Task objective: Match on the string "kuvan" in the entries below and return every matching line.

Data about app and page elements
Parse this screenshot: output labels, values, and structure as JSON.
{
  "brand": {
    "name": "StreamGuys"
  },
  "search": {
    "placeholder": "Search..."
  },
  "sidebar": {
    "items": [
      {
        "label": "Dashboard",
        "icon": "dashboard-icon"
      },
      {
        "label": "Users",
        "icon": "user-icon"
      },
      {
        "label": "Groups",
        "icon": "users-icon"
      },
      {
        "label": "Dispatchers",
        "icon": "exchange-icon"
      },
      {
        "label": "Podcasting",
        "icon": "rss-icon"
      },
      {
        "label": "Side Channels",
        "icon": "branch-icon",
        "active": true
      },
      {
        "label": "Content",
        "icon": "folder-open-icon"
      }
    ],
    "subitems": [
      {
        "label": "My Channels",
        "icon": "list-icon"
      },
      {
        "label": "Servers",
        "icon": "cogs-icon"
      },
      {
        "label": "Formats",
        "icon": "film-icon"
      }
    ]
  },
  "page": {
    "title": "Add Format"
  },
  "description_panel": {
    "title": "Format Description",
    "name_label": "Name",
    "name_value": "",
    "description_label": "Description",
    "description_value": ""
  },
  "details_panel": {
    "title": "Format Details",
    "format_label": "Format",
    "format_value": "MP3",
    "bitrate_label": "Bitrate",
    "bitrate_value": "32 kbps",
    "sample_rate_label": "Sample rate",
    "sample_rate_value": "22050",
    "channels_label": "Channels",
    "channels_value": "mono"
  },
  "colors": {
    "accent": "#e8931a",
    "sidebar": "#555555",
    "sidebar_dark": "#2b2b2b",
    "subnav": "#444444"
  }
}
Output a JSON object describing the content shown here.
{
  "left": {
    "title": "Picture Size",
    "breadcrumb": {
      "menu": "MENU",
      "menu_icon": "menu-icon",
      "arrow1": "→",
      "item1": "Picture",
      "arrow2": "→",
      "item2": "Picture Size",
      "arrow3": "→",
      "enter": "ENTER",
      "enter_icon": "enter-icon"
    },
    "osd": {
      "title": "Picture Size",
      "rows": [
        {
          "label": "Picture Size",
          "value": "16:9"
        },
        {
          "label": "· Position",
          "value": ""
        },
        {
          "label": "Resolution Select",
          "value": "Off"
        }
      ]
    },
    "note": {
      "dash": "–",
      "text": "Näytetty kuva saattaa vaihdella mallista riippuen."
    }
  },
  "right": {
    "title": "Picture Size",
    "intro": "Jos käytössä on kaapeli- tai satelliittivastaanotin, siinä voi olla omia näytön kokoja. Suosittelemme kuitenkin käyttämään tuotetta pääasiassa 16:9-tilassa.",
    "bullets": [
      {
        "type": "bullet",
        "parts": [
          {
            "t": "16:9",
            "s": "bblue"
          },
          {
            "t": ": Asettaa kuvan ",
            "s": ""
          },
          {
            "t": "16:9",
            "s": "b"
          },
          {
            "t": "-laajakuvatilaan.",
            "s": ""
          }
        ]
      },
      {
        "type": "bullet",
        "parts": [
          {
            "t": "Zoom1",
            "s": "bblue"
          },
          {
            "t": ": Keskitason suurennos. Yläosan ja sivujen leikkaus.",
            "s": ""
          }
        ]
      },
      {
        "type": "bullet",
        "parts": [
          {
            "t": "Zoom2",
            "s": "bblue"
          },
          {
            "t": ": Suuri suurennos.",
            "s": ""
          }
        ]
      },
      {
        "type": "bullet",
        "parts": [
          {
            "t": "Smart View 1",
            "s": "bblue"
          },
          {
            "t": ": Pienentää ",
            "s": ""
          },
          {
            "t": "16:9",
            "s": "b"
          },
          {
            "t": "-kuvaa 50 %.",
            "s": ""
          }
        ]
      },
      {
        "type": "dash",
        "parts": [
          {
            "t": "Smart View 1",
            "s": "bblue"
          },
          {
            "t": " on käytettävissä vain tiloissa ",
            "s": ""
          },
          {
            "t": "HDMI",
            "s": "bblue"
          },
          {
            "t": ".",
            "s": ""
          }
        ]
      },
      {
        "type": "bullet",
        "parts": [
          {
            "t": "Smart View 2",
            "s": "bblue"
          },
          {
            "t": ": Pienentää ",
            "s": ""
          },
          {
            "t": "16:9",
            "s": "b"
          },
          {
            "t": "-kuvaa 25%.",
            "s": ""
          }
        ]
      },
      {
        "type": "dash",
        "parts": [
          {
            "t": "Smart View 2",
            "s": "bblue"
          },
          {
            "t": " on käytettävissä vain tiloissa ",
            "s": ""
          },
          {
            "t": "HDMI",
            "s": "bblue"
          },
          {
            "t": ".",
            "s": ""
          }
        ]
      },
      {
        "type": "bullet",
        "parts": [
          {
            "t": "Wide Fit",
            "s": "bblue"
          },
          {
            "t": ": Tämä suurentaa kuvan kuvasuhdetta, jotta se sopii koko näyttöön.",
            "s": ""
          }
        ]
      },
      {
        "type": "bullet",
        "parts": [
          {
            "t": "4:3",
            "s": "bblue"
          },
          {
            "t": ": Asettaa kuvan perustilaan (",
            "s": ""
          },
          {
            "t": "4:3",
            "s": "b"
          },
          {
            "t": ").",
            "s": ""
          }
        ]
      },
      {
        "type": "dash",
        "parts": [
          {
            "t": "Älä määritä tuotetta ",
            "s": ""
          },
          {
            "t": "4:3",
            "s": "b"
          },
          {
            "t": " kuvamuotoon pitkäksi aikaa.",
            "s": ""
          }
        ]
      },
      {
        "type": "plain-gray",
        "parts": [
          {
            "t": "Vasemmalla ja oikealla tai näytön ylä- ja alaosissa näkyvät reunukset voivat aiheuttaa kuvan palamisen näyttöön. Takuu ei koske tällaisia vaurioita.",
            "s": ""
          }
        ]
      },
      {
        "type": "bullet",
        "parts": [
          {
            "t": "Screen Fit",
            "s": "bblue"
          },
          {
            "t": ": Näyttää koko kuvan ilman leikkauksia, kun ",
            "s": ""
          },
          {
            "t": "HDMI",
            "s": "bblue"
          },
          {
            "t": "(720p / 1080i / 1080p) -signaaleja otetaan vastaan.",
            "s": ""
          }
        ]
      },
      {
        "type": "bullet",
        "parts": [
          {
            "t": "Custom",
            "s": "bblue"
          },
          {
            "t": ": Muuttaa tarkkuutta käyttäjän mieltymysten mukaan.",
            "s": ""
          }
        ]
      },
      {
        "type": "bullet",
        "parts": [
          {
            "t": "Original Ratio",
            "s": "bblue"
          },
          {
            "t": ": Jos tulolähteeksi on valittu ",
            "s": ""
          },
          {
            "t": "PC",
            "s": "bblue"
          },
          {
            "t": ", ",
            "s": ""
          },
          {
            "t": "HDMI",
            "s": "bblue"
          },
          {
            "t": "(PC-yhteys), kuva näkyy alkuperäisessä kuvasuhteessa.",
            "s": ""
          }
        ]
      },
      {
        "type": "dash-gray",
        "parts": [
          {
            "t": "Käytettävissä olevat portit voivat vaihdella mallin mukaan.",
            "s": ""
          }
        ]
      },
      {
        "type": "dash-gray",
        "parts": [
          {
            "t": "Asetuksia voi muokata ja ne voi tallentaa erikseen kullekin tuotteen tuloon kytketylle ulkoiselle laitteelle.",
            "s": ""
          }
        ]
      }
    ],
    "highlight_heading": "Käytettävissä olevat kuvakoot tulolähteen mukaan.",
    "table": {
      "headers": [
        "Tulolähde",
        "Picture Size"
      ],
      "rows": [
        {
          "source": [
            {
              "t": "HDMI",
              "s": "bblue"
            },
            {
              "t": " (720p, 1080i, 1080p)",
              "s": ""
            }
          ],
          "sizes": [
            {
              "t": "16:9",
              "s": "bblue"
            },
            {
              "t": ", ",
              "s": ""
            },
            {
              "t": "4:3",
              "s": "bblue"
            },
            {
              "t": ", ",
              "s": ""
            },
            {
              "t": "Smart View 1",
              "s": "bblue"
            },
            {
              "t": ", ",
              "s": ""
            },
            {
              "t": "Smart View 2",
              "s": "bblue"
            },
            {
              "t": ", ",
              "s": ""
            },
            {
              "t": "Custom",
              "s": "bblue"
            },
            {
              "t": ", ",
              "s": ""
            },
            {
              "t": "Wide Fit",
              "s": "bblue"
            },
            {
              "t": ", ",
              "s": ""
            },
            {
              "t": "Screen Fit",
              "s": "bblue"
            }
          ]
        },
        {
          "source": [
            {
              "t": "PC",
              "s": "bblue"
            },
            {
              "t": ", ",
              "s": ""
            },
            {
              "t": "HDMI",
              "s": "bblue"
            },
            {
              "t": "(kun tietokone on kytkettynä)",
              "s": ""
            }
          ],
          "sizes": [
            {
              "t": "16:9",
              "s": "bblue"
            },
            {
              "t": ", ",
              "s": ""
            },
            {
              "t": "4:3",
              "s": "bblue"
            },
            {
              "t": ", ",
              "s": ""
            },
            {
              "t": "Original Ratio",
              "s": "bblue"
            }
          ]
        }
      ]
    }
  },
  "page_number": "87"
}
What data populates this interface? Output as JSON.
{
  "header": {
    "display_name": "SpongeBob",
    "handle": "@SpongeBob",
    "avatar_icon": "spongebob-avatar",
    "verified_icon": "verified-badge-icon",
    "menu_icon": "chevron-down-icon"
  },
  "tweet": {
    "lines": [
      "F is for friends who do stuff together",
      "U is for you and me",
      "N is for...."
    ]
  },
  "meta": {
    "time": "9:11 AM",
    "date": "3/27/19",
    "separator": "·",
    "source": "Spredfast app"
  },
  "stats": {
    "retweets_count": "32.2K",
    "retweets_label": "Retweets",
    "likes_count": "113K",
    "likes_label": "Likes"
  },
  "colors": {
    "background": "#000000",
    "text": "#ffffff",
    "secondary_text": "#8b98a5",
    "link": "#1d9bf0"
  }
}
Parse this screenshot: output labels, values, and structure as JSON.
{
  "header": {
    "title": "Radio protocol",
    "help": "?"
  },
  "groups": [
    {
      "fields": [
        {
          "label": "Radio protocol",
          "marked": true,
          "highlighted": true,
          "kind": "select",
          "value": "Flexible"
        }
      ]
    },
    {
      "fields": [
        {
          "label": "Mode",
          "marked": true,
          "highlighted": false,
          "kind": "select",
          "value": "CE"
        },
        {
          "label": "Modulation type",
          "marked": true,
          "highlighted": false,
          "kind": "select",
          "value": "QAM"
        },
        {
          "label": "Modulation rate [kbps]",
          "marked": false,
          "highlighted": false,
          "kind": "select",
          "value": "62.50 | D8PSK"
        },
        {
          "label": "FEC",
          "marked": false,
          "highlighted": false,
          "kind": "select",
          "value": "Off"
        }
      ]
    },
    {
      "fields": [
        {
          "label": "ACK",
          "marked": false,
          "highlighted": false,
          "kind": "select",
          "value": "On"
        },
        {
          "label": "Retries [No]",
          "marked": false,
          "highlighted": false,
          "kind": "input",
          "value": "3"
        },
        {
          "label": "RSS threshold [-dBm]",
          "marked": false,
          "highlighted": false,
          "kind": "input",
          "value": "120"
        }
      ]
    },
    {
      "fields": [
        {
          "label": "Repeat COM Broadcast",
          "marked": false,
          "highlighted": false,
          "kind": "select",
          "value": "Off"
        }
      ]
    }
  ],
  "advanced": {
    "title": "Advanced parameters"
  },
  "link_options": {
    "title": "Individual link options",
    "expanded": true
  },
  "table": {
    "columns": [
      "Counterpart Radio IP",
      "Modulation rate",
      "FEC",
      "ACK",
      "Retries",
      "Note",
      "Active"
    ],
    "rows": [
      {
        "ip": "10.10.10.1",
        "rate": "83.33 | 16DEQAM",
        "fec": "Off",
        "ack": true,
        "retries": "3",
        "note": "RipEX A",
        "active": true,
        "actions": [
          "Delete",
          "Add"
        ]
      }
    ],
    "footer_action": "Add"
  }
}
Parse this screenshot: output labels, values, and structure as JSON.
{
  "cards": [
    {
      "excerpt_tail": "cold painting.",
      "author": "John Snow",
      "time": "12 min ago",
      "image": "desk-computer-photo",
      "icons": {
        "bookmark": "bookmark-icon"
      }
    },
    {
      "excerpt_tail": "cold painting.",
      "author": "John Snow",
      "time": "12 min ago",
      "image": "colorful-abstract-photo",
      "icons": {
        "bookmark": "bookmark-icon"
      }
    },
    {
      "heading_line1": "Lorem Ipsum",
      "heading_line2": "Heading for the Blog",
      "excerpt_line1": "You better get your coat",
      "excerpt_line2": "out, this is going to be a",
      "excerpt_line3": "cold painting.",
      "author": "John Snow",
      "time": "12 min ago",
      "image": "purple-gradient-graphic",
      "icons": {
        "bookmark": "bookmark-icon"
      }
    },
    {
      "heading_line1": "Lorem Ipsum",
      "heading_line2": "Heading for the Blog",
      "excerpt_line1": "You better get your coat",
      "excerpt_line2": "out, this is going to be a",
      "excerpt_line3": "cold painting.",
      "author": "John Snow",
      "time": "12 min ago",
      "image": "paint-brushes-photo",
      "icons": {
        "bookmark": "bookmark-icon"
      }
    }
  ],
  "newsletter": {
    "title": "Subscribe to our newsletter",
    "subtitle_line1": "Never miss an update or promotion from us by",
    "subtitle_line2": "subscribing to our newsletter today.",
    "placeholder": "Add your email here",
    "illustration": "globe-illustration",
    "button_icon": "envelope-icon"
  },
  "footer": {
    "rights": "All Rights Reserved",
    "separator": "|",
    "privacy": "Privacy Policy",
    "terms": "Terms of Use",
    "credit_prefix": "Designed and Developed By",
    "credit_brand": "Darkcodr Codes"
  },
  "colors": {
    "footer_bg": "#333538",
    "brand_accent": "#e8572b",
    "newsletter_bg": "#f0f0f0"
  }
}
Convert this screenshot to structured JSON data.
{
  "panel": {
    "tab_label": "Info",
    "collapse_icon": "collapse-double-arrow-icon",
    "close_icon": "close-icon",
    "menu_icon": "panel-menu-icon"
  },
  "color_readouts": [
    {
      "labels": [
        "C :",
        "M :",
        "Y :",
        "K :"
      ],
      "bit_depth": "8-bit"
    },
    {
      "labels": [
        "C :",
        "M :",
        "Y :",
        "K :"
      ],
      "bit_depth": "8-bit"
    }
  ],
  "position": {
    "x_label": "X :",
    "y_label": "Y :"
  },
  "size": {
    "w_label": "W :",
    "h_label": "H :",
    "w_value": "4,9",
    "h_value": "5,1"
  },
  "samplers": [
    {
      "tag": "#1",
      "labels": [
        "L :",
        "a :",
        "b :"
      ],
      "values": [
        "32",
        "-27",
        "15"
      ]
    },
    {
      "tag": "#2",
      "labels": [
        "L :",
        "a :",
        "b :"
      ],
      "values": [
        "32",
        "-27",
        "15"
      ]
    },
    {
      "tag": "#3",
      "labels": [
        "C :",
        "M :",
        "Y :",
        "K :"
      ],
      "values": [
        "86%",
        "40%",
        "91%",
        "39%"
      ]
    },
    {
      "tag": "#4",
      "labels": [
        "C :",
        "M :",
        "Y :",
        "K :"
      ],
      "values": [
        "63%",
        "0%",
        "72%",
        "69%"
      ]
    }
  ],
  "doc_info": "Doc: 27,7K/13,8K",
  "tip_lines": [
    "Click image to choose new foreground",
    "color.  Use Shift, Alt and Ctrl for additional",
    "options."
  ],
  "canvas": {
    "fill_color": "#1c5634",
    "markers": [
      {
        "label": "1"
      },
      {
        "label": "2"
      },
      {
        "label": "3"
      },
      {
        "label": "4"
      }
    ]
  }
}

Task solution:
            "t": ": Asettaa kuvan ",
            "t": ": Tämä suurentaa kuvan kuvasuhdetta, jotta se sopii koko näyttöön.",
            "t": ": Asettaa kuvan perustilaan (",
            "t": "Vasemmalla ja oikealla tai näytön ylä- ja alaosissa näkyvät reunukset voivat aiheuttaa kuvan palamisen näyttöön. Takuu ei koske tällaisia vaurioita.",
            "t": ": Näyttää koko kuvan ilman leikkauksia, kun ",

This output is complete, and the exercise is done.